This got me thinking about some of the male characters I’ve loved in the past, ones who didn’t seem to fit into either of these categories, the old or the new. While there was self-involvement in all of them — a kinder term for it is "introspection" — they didn’t pitifully wallow. Or at least I didn’t see them that way. In these paper men, I looked for what I’ve looked for in any flesh-and-blood man: occasional, healthy self-loathing tempered by a sense of humility and an awareness of the world outside their throbbing male brains.
Take Nick Carraway, for instance. The ladies were infatuated with the mysterious Gatsby, but I liked Nick much more. He hung back, which was terribly alluring. English teachers love to point out the supposed significance of his last name: He was always a car away from the real action. As his editor Maxwell Perkins wrote to Fitzgerald in a letter about his book, “You adopted exactly the right method of telling [the story], that of employing a narrator who is more of a spectator than an actor.” But Carraway is hardly a doormat. He is well built, and he fought in World War I, for crying out loud. He’s the engine of the whole book, and he’s always having these beautiful observations about things, like, for instance, “Reserving judgments is a matter of infinite hope.” In the end, Carraway is as much a mystery as Gatsby is, since we’re not entirely sure he’s given us a true picture of life in East Egg, or of himself; he is, in fact, far more judgmental than he has led us to believe. Enigmatic, thoughtful, self-effacing but not self-annihilating, Carraway is definitely not a schlump.
Going further back, there is Charlotte Bronte’s smoldering Mr. Rochester. He is a prototype of the brooding, inscrutable male. According to Jane Eyre, he is “peculiar.” He is “very changeful and abrupt.” When the book first appeared, a contemporary reviewer remarked, “Imagine a novel … with a middle-aged ruffian for a hero.” I can’t help it, there is great appeal in this — all those fun layers of defenses to hack through. The thrill of potential rejection. Yes, he is a gruff, self-absorbed narcissist, but eventually he’s revealed to be loyal, passionate and suitably tormented by his dark nature. And he falls for Jane, who is both headstrong and plain!

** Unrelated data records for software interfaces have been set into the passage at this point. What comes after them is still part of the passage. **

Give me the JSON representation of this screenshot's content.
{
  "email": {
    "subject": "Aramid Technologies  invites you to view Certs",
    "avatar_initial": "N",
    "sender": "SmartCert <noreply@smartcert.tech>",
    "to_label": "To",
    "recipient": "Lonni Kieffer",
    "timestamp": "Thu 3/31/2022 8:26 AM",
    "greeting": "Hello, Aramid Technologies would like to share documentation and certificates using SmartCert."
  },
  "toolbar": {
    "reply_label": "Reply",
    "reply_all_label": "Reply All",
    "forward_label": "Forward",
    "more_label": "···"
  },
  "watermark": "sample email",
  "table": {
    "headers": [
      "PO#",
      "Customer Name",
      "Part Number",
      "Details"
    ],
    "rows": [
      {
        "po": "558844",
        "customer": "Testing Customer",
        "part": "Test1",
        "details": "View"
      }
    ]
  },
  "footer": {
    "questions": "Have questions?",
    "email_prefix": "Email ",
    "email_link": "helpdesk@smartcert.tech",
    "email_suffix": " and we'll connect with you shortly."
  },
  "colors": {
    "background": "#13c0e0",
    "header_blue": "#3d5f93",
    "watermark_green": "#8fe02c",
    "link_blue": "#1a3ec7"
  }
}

Then there is perhaps my favorite, Fuckhead, from Denis Johnson’s book of linked short stories, Jesus’ Son. Many women have had men in their past whom they referred to as Fuckhead, but not many have actually dated a guy whom everyone calls by that name. Johnson’s character is a mess — an addict and alcoholic who screws up on his job as a hospital orderly, steals things and spies on his neighbors. But he has different sides to him. He feels terrible when he rolls over and squishes a bunch of baby bunnies in the back of a truck. He starts getting his life together and goes into rehab, and, late in the book, falls for a woman with a bad leg. For such a fuckhead, he is surprisingly without annoying self-obsession. He is too busy having devastating, hallucinatory brain bursts about the world around him: “The angels were descending out of a brilliant blue summer, their huge faces streaked with light and full of pity.” There’s a transcendence in Johnson’s supposedly hopeless character that makes the neurotic guys Blair writes about in her article seem small and stuck.
As she points out at the end of her piece, even if he’s aware of his navel gazing, the current-day loser male character still gets the gold star from his author because he has been “appropriately self-critical — it’s his novel, bought and paid for with all those jokes at his own expense.” In the end he is waiting for us to accept him, whereas the characters I’ve always found the most attractive never seemed to really care.